Windows Server How-To
How To Prepare a Hyper-V VM To Run on Microsoft Azure
Missing a step could cause data to disappear.
Uploading a Hyper-V virtual machine to Microsoft Azure is surprisingly easy to do, but there is a lot of prep work that must be done in order to get the virtual machine ready to upload. Much of this prep work is virtual machine or application specific, but there are also some more general preparation requirements.
The first thing that you must do prior to uploading your VM to Azure is to make a full backup of the VM. In order to run the VM in Azure, you will have to Sysprep the virtual machine. Running Sysprep effectively resets the virtual machine's operating system to an out-of-box state, which can be a destructive process. As such, making a full backup of your virtual machine is a critical step in the process.
The next thing that you absolutely must do is to verify that the time on your system clocks is correct. Windows Server uses the Kerberos protocol for authentication. Kerberos is sensitive to clock skew. Microsoft has largely solved the clock skew problem with a system service that is designed to keep system clocks in sync with one another. The problem is, however, that this synchronization does not extend to Azure. If the clocks on your local systems are set to a different time than is displayed within Azure, then there is a good chance that the VM upload process will fail with a 403 (Forbidden) error.
Once you have verified that the system clocks are set correctly, you will need to check to see what type of virtual hard disk is being used by the virtual machine. Hyper-V can use either VHD or VHDX based virtual hard disks. However, only VHD virtual hard disks can be uploaded to Azure. Azure does not support the uploading of VHDX disks.
If your virtual machines use VHDX virtual hard disks, then all is not lost. There is a way to convert a VHDX-based virtual hard disk to VHD format so long as the virtual hard disk is less than 2TB in size and you have enough physical storage space to accommodate two separate copies of the virtual hard disk.
To convert the virtual hard disk, shut down the virtual machine. From within the Hyper-V Manager, right click on the VM and select the Settings command from the shortcut menu. When the Settings screen appears, select the virtual hard disk that you want to convert and then click on the Edit button shown in Figure 1.
Upon clicking the Edit button, Hyper-V will launch the Edit Virtual Hard Disk Wizard. Click Next on the wizard's initial screen. You should now see a screen asking you what action you wish to take. Choose the Convert option and click Next. Now, tell the wizard that you want to convert the virtual hard disk to VHD format, as shown in Figure 2, and then complete the wizard.
The Edit Virtual Hard Disk Wizard doesn't actually convert the virtual hard disk to VHD format. Instead, it creates a VHD file and then copies the contents of the VHDX file to the newly created VHD file. This means that at the end of the procedure, your virtual machine is still attached to its original VHDX virtual hard disk. Go back to the screen shown in Figure 1 and click Browse. Now, link the virtual machine to the VHD file that you have just created.
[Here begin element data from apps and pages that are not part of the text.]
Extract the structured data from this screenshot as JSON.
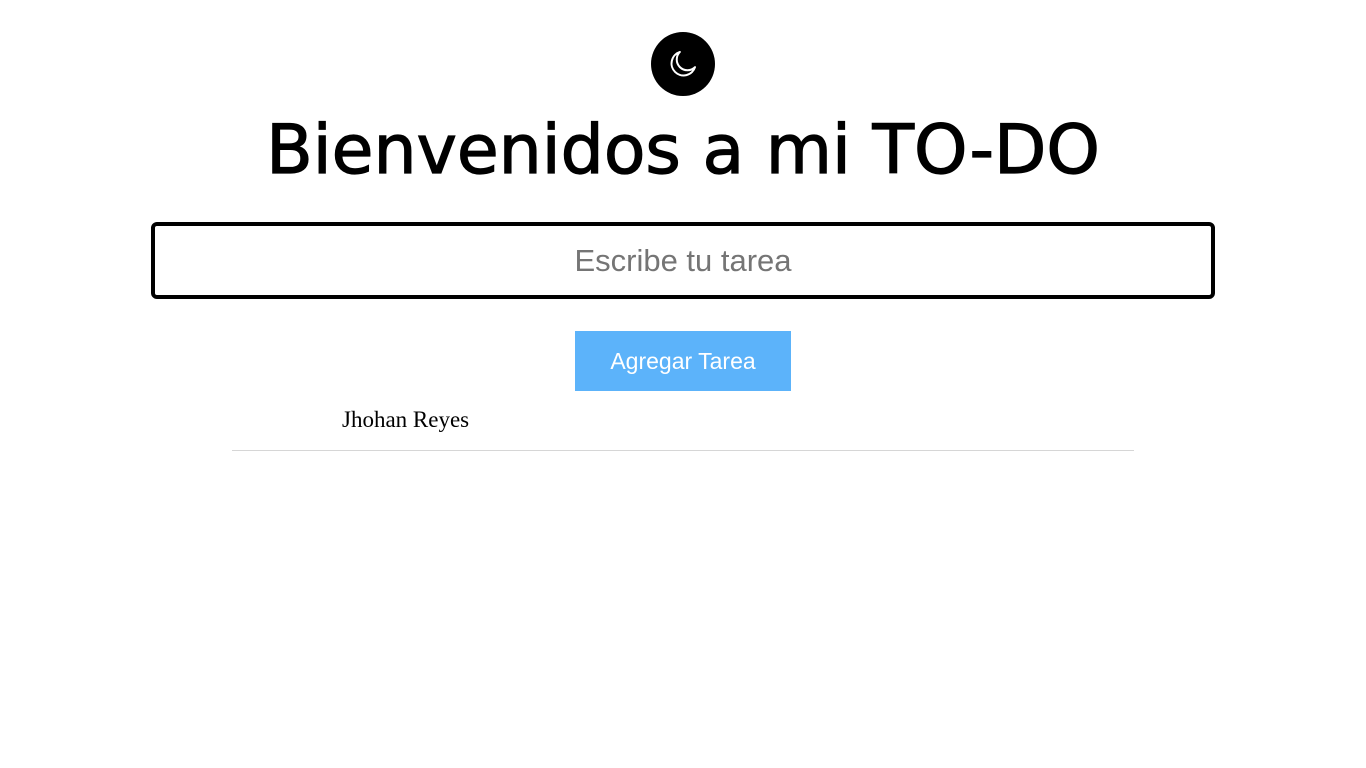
{
  "header": {
    "theme_toggle_icon": "moon-icon",
    "title": "Bienvenidos a mi TO-DO"
  },
  "form": {
    "input_value": "",
    "input_placeholder": "Escribe tu tarea",
    "add_button_label": "Agregar Tarea",
    "add_button_color": "#5cb3fa"
  },
  "tasks": [
    {
      "text": "Jhohan Reyes"
    }
  ]
}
At this point, you will need to start the virtual machine. The virtual machine should be running off of the VHD file, and the VHDX file (assuming that one exists) should remain untouched. Even so, you should always make sure to have a "real backup" on hand just in case anything goes wrong.
Once the virtual machine boots, log in and then open an elevated Command Prompt window. Navigate to the C:\Windows\System32\Sysprep folder and then run Sysprep.exe. You must configure Sysprep to use the Out of Box Experience, generalize the virtual machine, and shut down (choosing the shut down option is important). You can see what these options look like in Figure 3.
Sysprep will now prepare and then shut down the virtual machine. Once the virtual machine shuts down, its virtual hard disk can be uploaded to Azure. It is important that you not power the virtual machine back up until it has been moved to the Azure environment.
About the Author
Brien Posey is a 21-time Microsoft MVP with decades of IT experience. As a freelance writer, Posey has written thousands of articles and contributed to several dozen books on a wide variety of IT topics. Prior to going freelance, Posey was a CIO for a national chain of hospitals and health care facilities. He has also served as a network administrator for some of the country's largest insurance companies and for the Department of Defense at Fort Knox. In addition to his continued work in IT, Posey has spent the last several years actively training as a commercial scientist-astronaut candidate in preparation to fly on a mission to study polar mesospheric clouds from space. You can follow his spaceflight training on his Web site.